Report the count of lines below in which the string "displays" occurs; include nothing else.
________________________________________
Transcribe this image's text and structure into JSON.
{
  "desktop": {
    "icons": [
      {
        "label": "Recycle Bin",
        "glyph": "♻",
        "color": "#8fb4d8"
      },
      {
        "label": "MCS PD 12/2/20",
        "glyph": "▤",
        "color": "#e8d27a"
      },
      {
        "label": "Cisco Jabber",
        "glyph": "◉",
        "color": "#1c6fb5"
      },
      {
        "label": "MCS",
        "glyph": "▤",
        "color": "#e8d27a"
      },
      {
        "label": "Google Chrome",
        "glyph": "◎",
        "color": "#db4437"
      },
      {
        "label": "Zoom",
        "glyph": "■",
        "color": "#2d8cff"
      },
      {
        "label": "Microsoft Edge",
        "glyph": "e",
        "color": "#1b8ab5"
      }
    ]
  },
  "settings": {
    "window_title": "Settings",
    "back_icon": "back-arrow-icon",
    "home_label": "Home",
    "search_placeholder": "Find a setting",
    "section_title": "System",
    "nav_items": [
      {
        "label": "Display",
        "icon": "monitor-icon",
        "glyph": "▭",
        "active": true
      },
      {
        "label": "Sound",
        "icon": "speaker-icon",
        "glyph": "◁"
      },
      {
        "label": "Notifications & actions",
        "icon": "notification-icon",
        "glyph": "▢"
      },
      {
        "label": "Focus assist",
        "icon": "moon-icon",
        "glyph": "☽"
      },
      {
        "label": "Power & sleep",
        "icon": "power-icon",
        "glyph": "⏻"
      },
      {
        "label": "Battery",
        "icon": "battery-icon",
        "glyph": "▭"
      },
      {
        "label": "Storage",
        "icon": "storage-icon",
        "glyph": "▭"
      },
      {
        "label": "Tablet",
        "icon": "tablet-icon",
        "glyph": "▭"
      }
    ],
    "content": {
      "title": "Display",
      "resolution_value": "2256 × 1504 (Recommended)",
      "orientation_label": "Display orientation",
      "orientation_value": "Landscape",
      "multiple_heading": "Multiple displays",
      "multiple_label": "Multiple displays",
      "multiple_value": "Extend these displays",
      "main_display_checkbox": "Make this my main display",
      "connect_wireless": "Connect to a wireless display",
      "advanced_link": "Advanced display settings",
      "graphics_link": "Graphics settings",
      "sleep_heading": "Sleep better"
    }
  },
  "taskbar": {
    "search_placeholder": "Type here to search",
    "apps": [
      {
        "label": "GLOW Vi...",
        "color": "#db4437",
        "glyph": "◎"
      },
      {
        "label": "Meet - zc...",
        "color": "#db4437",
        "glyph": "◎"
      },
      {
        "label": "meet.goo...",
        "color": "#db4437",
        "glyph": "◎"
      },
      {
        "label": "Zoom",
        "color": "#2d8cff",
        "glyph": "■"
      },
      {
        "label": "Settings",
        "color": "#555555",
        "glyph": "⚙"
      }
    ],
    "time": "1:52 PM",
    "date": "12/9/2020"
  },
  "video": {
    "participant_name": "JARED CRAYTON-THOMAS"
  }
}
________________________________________
Answer section:
3